_Exercise goal_. Filter the entries below, keeping every line that has the word "network".

[Data records for software interfaces]
"""
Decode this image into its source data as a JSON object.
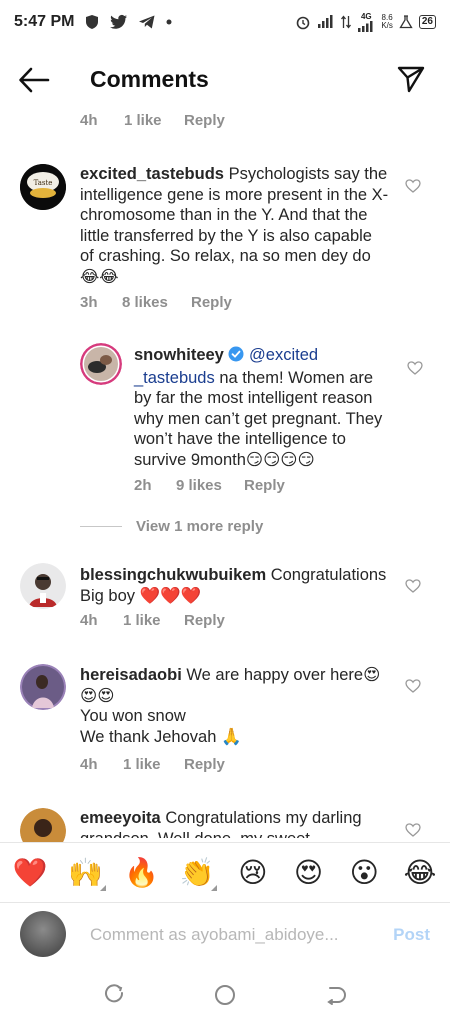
{
  "status_bar": {
    "time": "5:47 PM",
    "network": "4G",
    "speed_value": "8.6",
    "speed_unit": "K/s",
    "battery": "26"
  },
  "header": {
    "title": "Comments",
    "back_icon": "arrow-left-icon",
    "send_icon": "paper-plane-icon"
  },
  "top_meta": {
    "time": "4h",
    "likes": "1 like",
    "reply": "Reply"
  },
  "comments": [
    {
      "username": "excited_tastebuds",
      "text": "Psychologists say the intelligence gene is more present in the X-chromosome than in the Y. And that the little transferred by the Y is also capable of crashing. So relax, na so men dey do😂😂",
      "time": "3h",
      "likes": "8 likes",
      "reply": "Reply"
    },
    {
      "username": "snowhiteey",
      "mention": "@excited _tastebuds",
      "text": "na them! Women are by far the most intelligent reason why men can’t get pregnant. They won’t have the intelligence to survive 9month😏😏😏😏",
      "time": "2h",
      "likes": "9 likes",
      "reply": "Reply"
    },
    {
      "username": "blessingchukwubuikem",
      "text": "Congratulations Big boy ❤️❤️❤️",
      "time": "4h",
      "likes": "1 like",
      "reply": "Reply"
    },
    {
      "username": "hereisadaobi",
      "text": "We are happy over here😍😍😍",
      "line2": "You won snow",
      "line3": "We thank Jehovah 🙏",
      "time": "4h",
      "likes": "1 like",
      "reply": "Reply"
    },
    {
      "username": "emeeyoita",
      "text": "Congratulations my darling grandson. Well done, my sweet"
    }
  ],
  "view_more": "View 1 more reply",
  "emoji_bar": [
    "❤️",
    "🙌",
    "🔥",
    "👏",
    "😢",
    "😍",
    "😮",
    "😂"
  ],
  "composer": {
    "placeholder": "Comment as ayobami_abidoye...",
    "post_label": "Post"
  },
  "colors": {
    "accent": "#0095f6",
    "post_disabled": "#b3d4f7",
    "verified": "#3897f0"
  }
}
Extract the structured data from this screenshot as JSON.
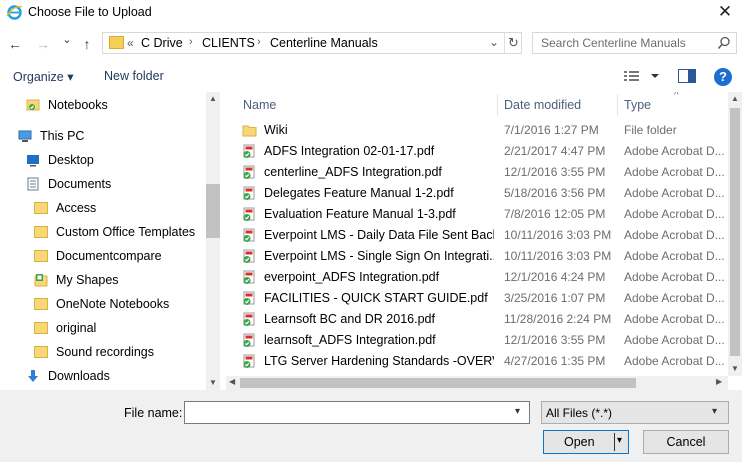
{
  "window": {
    "title": "Choose File to Upload",
    "close_glyph": "✕"
  },
  "navigation": {
    "back_glyph": "←",
    "forward_glyph": "→",
    "recent_glyph": "⌄",
    "up_glyph": "↑"
  },
  "address": {
    "chevrons": "«",
    "crumbs": [
      "C Drive",
      "CLIENTS",
      "Centerline Manuals"
    ],
    "separator": "›",
    "dropdown_glyph": "⌄",
    "refresh_glyph": "↻"
  },
  "search": {
    "placeholder": "Search Centerline Manuals"
  },
  "toolbar": {
    "organize_label": "Organize ▾",
    "new_folder_label": "New folder",
    "help_glyph": "?"
  },
  "nav_pane": {
    "items": [
      {
        "label": "Notebooks",
        "icon": "notebook-icon"
      },
      {
        "label": "This PC",
        "icon": "computer-icon"
      },
      {
        "label": "Desktop",
        "icon": "desktop-icon"
      },
      {
        "label": "Documents",
        "icon": "documents-icon"
      },
      {
        "label": "Access",
        "icon": "folder-icon"
      },
      {
        "label": "Custom Office Templates",
        "icon": "folder-icon"
      },
      {
        "label": "Documentcompare",
        "icon": "folder-icon"
      },
      {
        "label": "My Shapes",
        "icon": "shapes-folder-icon"
      },
      {
        "label": "OneNote Notebooks",
        "icon": "folder-icon"
      },
      {
        "label": "original",
        "icon": "folder-icon"
      },
      {
        "label": "Sound recordings",
        "icon": "folder-icon"
      },
      {
        "label": "Downloads",
        "icon": "downloads-icon"
      }
    ]
  },
  "file_list": {
    "columns": [
      "Name",
      "Date modified",
      "Type"
    ],
    "sort_glyph": "^",
    "rows": [
      {
        "name": "Wiki",
        "date": "7/1/2016 1:27 PM",
        "type": "File folder",
        "icon": "folder-icon"
      },
      {
        "name": "ADFS Integration 02-01-17.pdf",
        "date": "2/21/2017 4:47 PM",
        "type": "Adobe Acrobat D...",
        "icon": "pdf-icon"
      },
      {
        "name": "centerline_ADFS Integration.pdf",
        "date": "12/1/2016 3:55 PM",
        "type": "Adobe Acrobat D...",
        "icon": "pdf-icon"
      },
      {
        "name": "Delegates Feature Manual 1-2.pdf",
        "date": "5/18/2016 3:56 PM",
        "type": "Adobe Acrobat D...",
        "icon": "pdf-icon"
      },
      {
        "name": "Evaluation Feature Manual 1-3.pdf",
        "date": "7/8/2016 12:05 PM",
        "type": "Adobe Acrobat D...",
        "icon": "pdf-icon"
      },
      {
        "name": "Everpoint LMS - Daily Data File Sent Back...",
        "date": "10/11/2016 3:03 PM",
        "type": "Adobe Acrobat D...",
        "icon": "pdf-icon"
      },
      {
        "name": "Everpoint LMS - Single Sign On Integrati...",
        "date": "10/11/2016 3:03 PM",
        "type": "Adobe Acrobat D...",
        "icon": "pdf-icon"
      },
      {
        "name": "everpoint_ADFS Integration.pdf",
        "date": "12/1/2016 4:24 PM",
        "type": "Adobe Acrobat D...",
        "icon": "pdf-icon"
      },
      {
        "name": "FACILITIES - QUICK START GUIDE.pdf",
        "date": "3/25/2016 1:07 PM",
        "type": "Adobe Acrobat D...",
        "icon": "pdf-icon"
      },
      {
        "name": "Learnsoft BC and DR 2016.pdf",
        "date": "11/28/2016 2:24 PM",
        "type": "Adobe Acrobat D...",
        "icon": "pdf-icon"
      },
      {
        "name": "learnsoft_ADFS Integration.pdf",
        "date": "12/1/2016 3:55 PM",
        "type": "Adobe Acrobat D...",
        "icon": "pdf-icon"
      },
      {
        "name": "LTG Server Hardening Standards -OVERVI...",
        "date": "4/27/2016 1:35 PM",
        "type": "Adobe Acrobat D...",
        "icon": "pdf-icon"
      }
    ]
  },
  "footer": {
    "file_name_label": "File name:",
    "file_name_value": "",
    "filter_value": "All Files (*.*)",
    "open_label": "Open",
    "cancel_label": "Cancel",
    "dropdown_glyph": "▾"
  },
  "colors": {
    "accent": "#0078d7",
    "folder": "#f8d775",
    "link": "#1e395b",
    "pdf": "#d9302c",
    "check": "#3aa54a"
  }
}
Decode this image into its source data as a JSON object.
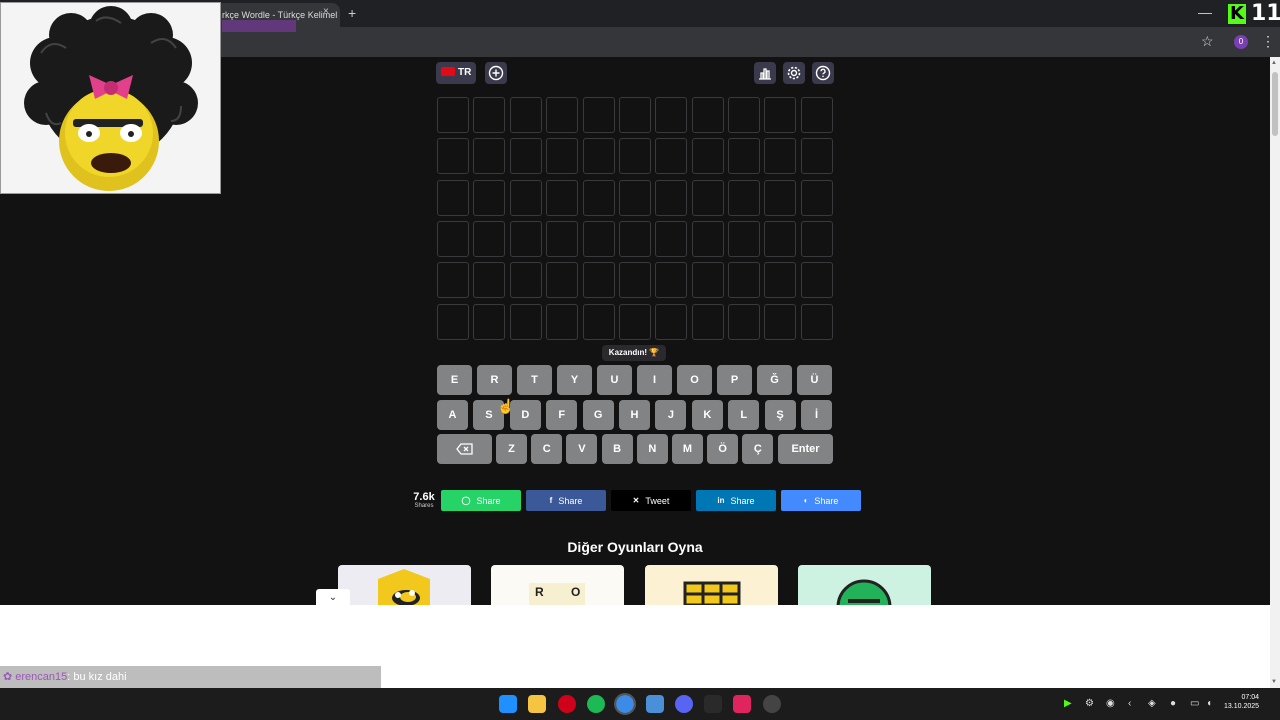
{
  "browser": {
    "tab_title": "rkçe Wordle - Türkçe Kelimel",
    "tab_close_glyph": "×",
    "new_tab_glyph": "+",
    "minimize_glyph": "—",
    "star_glyph": "☆",
    "profile_initial": "0",
    "kebab_glyph": "⋮",
    "kick_logo": "K",
    "overlay_number": "11"
  },
  "toolbar": {
    "language": "TR",
    "icons": [
      "plus-circle-icon",
      "stats-icon",
      "gear-icon",
      "help-icon"
    ]
  },
  "grid": {
    "rows": 6,
    "cols": 11
  },
  "toast": "Kazandın! 🏆",
  "keyboard": {
    "row1": [
      "E",
      "R",
      "T",
      "Y",
      "U",
      "I",
      "O",
      "P",
      "Ğ",
      "Ü"
    ],
    "row2": [
      "A",
      "S",
      "D",
      "F",
      "G",
      "H",
      "J",
      "K",
      "L",
      "Ş",
      "İ"
    ],
    "row3": [
      "Z",
      "C",
      "V",
      "B",
      "N",
      "M",
      "Ö",
      "Ç"
    ],
    "enter": "Enter",
    "backspace_icon": "backspace-icon"
  },
  "share": {
    "count": "7.6k",
    "count_label": "Shares",
    "buttons": [
      {
        "network": "whatsapp",
        "label": "Share",
        "color": "#25d366",
        "icon": "whatsapp-icon"
      },
      {
        "network": "facebook",
        "label": "Share",
        "color": "#3b5998",
        "icon": "facebook-icon"
      },
      {
        "network": "x",
        "label": "Tweet",
        "color": "#000000",
        "icon": "x-icon"
      },
      {
        "network": "linkedin",
        "label": "Share",
        "color": "#0077b5",
        "icon": "linkedin-icon"
      },
      {
        "network": "messenger",
        "label": "Share",
        "color": "#448aff",
        "icon": "messenger-icon"
      }
    ]
  },
  "other_games": {
    "title": "Diğer Oyunları Oyna",
    "card_letters": [
      "R",
      "O"
    ]
  },
  "chat": {
    "username": "erencan15",
    "message": ": bu kız dahi"
  },
  "taskbar": {
    "time": "07:04",
    "date": "13.10.2025"
  },
  "colors": {
    "background": "#121213",
    "key": "#818384",
    "tile_border": "#3a3a3c",
    "toolbar_button": "#3a3a4c"
  }
}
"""
_Exercise result_.
    "network": "4G",
        "network": "whatsapp",
        "network": "facebook",
        "network": "x",
        "network": "linkedin",
        "network": "messenger",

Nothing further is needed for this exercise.